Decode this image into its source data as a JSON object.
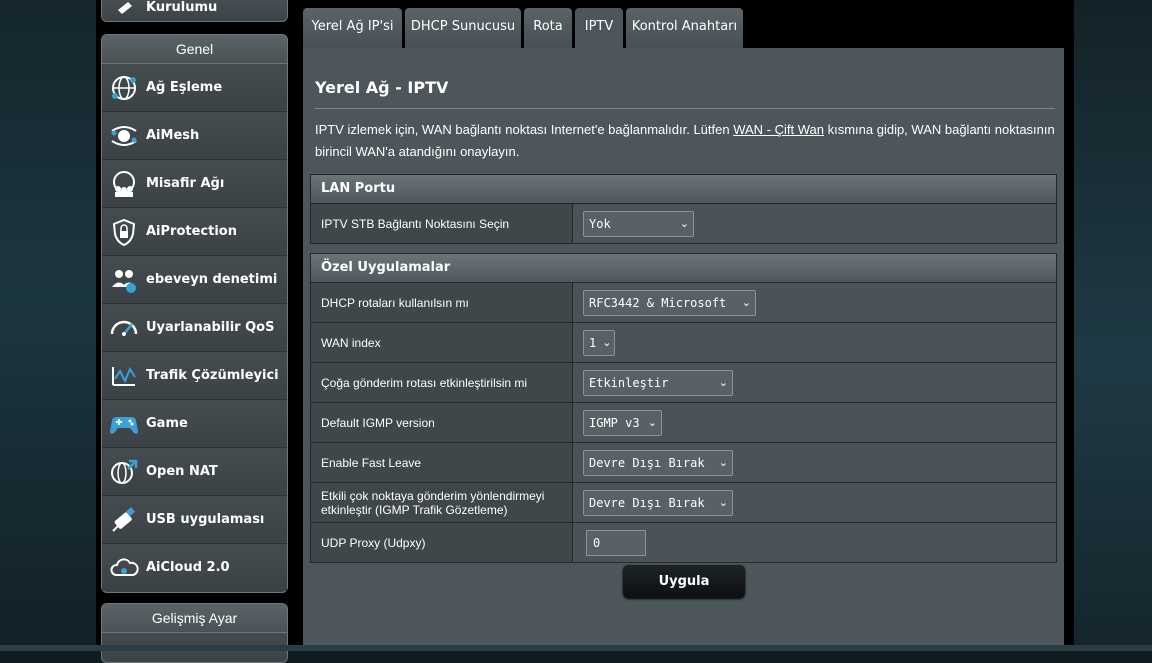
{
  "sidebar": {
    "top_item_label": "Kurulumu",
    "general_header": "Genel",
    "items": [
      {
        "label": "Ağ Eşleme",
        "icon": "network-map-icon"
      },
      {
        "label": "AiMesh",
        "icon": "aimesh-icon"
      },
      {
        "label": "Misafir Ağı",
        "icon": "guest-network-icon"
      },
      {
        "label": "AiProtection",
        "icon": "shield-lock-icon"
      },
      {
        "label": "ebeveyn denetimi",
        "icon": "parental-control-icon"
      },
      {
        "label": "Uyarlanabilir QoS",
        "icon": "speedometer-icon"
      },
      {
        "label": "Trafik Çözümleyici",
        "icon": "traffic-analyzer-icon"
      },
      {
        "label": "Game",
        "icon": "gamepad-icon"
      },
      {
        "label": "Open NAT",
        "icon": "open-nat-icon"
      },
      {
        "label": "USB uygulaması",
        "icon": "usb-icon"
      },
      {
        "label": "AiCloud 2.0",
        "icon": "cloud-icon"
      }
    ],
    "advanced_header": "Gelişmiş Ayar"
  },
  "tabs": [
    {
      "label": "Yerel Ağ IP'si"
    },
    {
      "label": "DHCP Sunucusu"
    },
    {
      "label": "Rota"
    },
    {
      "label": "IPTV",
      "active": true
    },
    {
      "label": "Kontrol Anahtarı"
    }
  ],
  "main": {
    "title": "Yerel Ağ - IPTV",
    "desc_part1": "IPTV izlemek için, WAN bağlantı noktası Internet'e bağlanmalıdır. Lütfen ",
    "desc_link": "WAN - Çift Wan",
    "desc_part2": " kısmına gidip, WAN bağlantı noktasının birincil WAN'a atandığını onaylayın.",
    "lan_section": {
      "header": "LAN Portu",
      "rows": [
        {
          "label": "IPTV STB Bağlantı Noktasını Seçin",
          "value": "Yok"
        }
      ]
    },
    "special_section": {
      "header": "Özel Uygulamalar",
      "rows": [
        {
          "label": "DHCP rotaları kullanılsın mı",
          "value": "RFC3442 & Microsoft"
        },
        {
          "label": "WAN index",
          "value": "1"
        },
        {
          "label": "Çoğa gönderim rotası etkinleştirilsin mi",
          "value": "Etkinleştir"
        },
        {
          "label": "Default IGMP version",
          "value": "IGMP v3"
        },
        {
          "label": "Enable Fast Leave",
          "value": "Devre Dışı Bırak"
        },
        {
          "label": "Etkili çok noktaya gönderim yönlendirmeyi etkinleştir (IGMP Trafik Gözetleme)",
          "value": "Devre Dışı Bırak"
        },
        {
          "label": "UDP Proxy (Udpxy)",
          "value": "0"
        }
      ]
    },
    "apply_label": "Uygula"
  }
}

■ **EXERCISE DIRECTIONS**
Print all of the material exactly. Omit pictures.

■ **OUTPUT OF THE EXERCISE**
Decode this image into its source data as a JSON object.
{
  "sidebar": {
    "top_item_label": "Kurulumu",
    "general_header": "Genel",
    "items": [
      {
        "label": "Ağ Eşleme",
        "icon": "network-map-icon"
      },
      {
        "label": "AiMesh",
        "icon": "aimesh-icon"
      },
      {
        "label": "Misafir Ağı",
        "icon": "guest-network-icon"
      },
      {
        "label": "AiProtection",
        "icon": "shield-lock-icon"
      },
      {
        "label": "ebeveyn denetimi",
        "icon": "parental-control-icon"
      },
      {
        "label": "Uyarlanabilir QoS",
        "icon": "speedometer-icon"
      },
      {
        "label": "Trafik Çözümleyici",
        "icon": "traffic-analyzer-icon"
      },
      {
        "label": "Game",
        "icon": "gamepad-icon"
      },
      {
        "label": "Open NAT",
        "icon": "open-nat-icon"
      },
      {
        "label": "USB uygulaması",
        "icon": "usb-icon"
      },
      {
        "label": "AiCloud 2.0",
        "icon": "cloud-icon"
      }
    ],
    "advanced_header": "Gelişmiş Ayar"
  },
  "tabs": [
    {
      "label": "Yerel Ağ IP'si"
    },
    {
      "label": "DHCP Sunucusu"
    },
    {
      "label": "Rota"
    },
    {
      "label": "IPTV",
      "active": true
    },
    {
      "label": "Kontrol Anahtarı"
    }
  ],
  "main": {
    "title": "Yerel Ağ - IPTV",
    "desc_part1": "IPTV izlemek için, WAN bağlantı noktası Internet'e bağlanmalıdır. Lütfen ",
    "desc_link": "WAN - Çift Wan",
    "desc_part2": " kısmına gidip, WAN bağlantı noktasının birincil WAN'a atandığını onaylayın.",
    "lan_section": {
      "header": "LAN Portu",
      "rows": [
        {
          "label": "IPTV STB Bağlantı Noktasını Seçin",
          "value": "Yok"
        }
      ]
    },
    "special_section": {
      "header": "Özel Uygulamalar",
      "rows": [
        {
          "label": "DHCP rotaları kullanılsın mı",
          "value": "RFC3442 & Microsoft"
        },
        {
          "label": "WAN index",
          "value": "1"
        },
        {
          "label": "Çoğa gönderim rotası etkinleştirilsin mi",
          "value": "Etkinleştir"
        },
        {
          "label": "Default IGMP version",
          "value": "IGMP v3"
        },
        {
          "label": "Enable Fast Leave",
          "value": "Devre Dışı Bırak"
        },
        {
          "label": "Etkili çok noktaya gönderim yönlendirmeyi etkinleştir (IGMP Trafik Gözetleme)",
          "value": "Devre Dışı Bırak"
        },
        {
          "label": "UDP Proxy (Udpxy)",
          "value": "0"
        }
      ]
    },
    "apply_label": "Uygula"
  }
}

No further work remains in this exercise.